SUPPLIED ENTRIES:
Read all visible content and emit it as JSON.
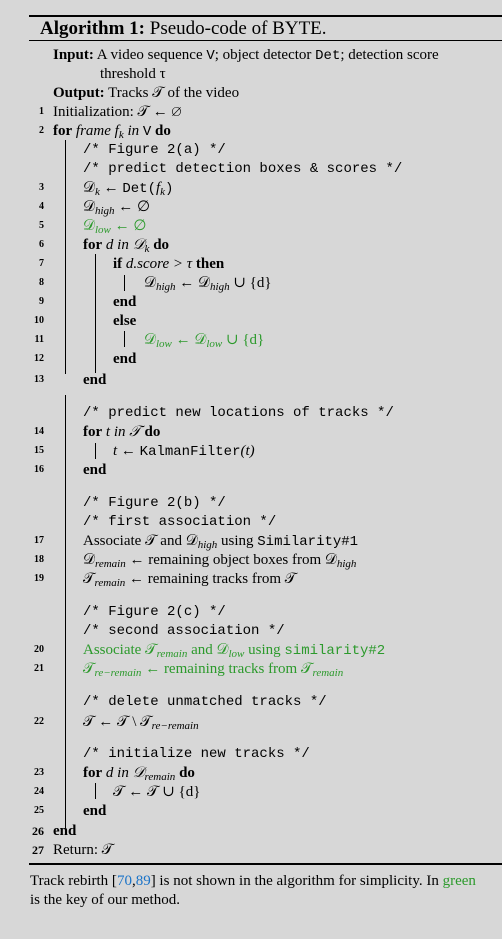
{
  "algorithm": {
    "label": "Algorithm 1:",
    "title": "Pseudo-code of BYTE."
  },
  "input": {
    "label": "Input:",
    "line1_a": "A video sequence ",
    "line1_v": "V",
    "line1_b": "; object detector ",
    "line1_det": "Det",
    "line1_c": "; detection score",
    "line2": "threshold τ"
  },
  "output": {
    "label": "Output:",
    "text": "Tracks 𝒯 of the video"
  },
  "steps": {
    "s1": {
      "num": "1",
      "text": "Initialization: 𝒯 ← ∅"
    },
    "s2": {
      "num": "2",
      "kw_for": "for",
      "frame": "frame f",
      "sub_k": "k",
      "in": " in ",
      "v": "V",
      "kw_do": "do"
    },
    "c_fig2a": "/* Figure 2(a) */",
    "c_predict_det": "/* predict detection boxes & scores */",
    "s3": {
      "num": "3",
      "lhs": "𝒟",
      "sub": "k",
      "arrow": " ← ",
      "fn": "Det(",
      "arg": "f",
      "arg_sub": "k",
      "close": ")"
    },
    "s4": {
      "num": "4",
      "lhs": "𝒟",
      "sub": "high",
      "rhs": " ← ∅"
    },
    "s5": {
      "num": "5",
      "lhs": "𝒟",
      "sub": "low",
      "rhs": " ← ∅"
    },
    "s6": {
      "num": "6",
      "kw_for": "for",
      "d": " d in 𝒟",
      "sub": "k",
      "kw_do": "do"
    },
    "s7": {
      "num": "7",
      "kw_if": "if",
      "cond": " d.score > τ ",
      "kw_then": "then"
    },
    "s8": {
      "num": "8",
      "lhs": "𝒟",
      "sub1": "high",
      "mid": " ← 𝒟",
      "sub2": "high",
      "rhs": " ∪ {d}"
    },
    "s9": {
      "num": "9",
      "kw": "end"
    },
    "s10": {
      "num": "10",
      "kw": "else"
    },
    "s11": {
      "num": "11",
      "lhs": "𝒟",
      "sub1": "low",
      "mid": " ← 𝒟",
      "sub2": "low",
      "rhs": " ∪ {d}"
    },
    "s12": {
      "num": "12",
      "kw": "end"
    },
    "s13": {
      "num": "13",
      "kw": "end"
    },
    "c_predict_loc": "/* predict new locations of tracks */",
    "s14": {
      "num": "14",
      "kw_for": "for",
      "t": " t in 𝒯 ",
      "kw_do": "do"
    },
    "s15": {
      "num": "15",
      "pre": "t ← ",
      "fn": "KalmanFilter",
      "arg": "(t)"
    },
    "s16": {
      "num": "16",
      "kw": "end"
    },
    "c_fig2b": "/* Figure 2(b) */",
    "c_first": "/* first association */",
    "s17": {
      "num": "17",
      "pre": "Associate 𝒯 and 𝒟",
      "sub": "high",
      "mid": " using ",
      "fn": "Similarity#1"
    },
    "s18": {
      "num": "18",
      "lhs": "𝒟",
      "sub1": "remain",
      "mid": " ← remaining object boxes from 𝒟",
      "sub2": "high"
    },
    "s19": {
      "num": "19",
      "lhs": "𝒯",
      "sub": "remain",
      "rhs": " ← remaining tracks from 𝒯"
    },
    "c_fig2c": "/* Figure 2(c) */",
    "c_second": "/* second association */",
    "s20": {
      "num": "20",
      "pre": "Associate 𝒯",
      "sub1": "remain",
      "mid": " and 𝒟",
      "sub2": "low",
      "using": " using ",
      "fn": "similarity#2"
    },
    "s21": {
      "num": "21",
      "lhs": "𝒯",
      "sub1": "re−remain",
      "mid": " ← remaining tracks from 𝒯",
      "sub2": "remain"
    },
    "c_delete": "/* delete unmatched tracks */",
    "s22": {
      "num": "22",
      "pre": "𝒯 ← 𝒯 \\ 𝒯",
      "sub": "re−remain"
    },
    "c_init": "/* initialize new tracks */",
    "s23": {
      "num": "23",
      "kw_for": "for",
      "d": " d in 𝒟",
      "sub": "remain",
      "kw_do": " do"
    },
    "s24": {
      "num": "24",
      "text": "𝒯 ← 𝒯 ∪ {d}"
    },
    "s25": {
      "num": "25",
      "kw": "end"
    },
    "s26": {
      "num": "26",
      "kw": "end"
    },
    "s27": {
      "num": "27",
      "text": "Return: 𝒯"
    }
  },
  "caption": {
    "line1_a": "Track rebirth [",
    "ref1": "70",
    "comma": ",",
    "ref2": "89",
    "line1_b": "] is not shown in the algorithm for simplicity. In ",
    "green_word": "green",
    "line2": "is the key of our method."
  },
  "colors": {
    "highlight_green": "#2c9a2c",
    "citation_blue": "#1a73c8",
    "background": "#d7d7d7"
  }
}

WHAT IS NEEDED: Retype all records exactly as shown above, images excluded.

ANSWER FOR THE TASK:
Read all visible content and emit it as JSON.
{
  "algorithm": {
    "label": "Algorithm 1:",
    "title": "Pseudo-code of BYTE."
  },
  "input": {
    "label": "Input:",
    "line1_a": "A video sequence ",
    "line1_v": "V",
    "line1_b": "; object detector ",
    "line1_det": "Det",
    "line1_c": "; detection score",
    "line2": "threshold τ"
  },
  "output": {
    "label": "Output:",
    "text": "Tracks 𝒯 of the video"
  },
  "steps": {
    "s1": {
      "num": "1",
      "text": "Initialization: 𝒯 ← ∅"
    },
    "s2": {
      "num": "2",
      "kw_for": "for",
      "frame": "frame f",
      "sub_k": "k",
      "in": " in ",
      "v": "V",
      "kw_do": "do"
    },
    "c_fig2a": "/* Figure 2(a) */",
    "c_predict_det": "/* predict detection boxes & scores */",
    "s3": {
      "num": "3",
      "lhs": "𝒟",
      "sub": "k",
      "arrow": " ← ",
      "fn": "Det(",
      "arg": "f",
      "arg_sub": "k",
      "close": ")"
    },
    "s4": {
      "num": "4",
      "lhs": "𝒟",
      "sub": "high",
      "rhs": " ← ∅"
    },
    "s5": {
      "num": "5",
      "lhs": "𝒟",
      "sub": "low",
      "rhs": " ← ∅"
    },
    "s6": {
      "num": "6",
      "kw_for": "for",
      "d": " d in 𝒟",
      "sub": "k",
      "kw_do": "do"
    },
    "s7": {
      "num": "7",
      "kw_if": "if",
      "cond": " d.score > τ ",
      "kw_then": "then"
    },
    "s8": {
      "num": "8",
      "lhs": "𝒟",
      "sub1": "high",
      "mid": " ← 𝒟",
      "sub2": "high",
      "rhs": " ∪ {d}"
    },
    "s9": {
      "num": "9",
      "kw": "end"
    },
    "s10": {
      "num": "10",
      "kw": "else"
    },
    "s11": {
      "num": "11",
      "lhs": "𝒟",
      "sub1": "low",
      "mid": " ← 𝒟",
      "sub2": "low",
      "rhs": " ∪ {d}"
    },
    "s12": {
      "num": "12",
      "kw": "end"
    },
    "s13": {
      "num": "13",
      "kw": "end"
    },
    "c_predict_loc": "/* predict new locations of tracks */",
    "s14": {
      "num": "14",
      "kw_for": "for",
      "t": " t in 𝒯 ",
      "kw_do": "do"
    },
    "s15": {
      "num": "15",
      "pre": "t ← ",
      "fn": "KalmanFilter",
      "arg": "(t)"
    },
    "s16": {
      "num": "16",
      "kw": "end"
    },
    "c_fig2b": "/* Figure 2(b) */",
    "c_first": "/* first association */",
    "s17": {
      "num": "17",
      "pre": "Associate 𝒯 and 𝒟",
      "sub": "high",
      "mid": " using ",
      "fn": "Similarity#1"
    },
    "s18": {
      "num": "18",
      "lhs": "𝒟",
      "sub1": "remain",
      "mid": " ← remaining object boxes from 𝒟",
      "sub2": "high"
    },
    "s19": {
      "num": "19",
      "lhs": "𝒯",
      "sub": "remain",
      "rhs": " ← remaining tracks from 𝒯"
    },
    "c_fig2c": "/* Figure 2(c) */",
    "c_second": "/* second association */",
    "s20": {
      "num": "20",
      "pre": "Associate 𝒯",
      "sub1": "remain",
      "mid": " and 𝒟",
      "sub2": "low",
      "using": " using ",
      "fn": "similarity#2"
    },
    "s21": {
      "num": "21",
      "lhs": "𝒯",
      "sub1": "re−remain",
      "mid": " ← remaining tracks from 𝒯",
      "sub2": "remain"
    },
    "c_delete": "/* delete unmatched tracks */",
    "s22": {
      "num": "22",
      "pre": "𝒯 ← 𝒯 \\ 𝒯",
      "sub": "re−remain"
    },
    "c_init": "/* initialize new tracks */",
    "s23": {
      "num": "23",
      "kw_for": "for",
      "d": " d in 𝒟",
      "sub": "remain",
      "kw_do": " do"
    },
    "s24": {
      "num": "24",
      "text": "𝒯 ← 𝒯 ∪ {d}"
    },
    "s25": {
      "num": "25",
      "kw": "end"
    },
    "s26": {
      "num": "26",
      "kw": "end"
    },
    "s27": {
      "num": "27",
      "text": "Return: 𝒯"
    }
  },
  "caption": {
    "line1_a": "Track rebirth [",
    "ref1": "70",
    "comma": ",",
    "ref2": "89",
    "line1_b": "] is not shown in the algorithm for simplicity. In ",
    "green_word": "green",
    "line2": "is the key of our method."
  },
  "colors": {
    "highlight_green": "#2c9a2c",
    "citation_blue": "#1a73c8",
    "background": "#d7d7d7"
  }
}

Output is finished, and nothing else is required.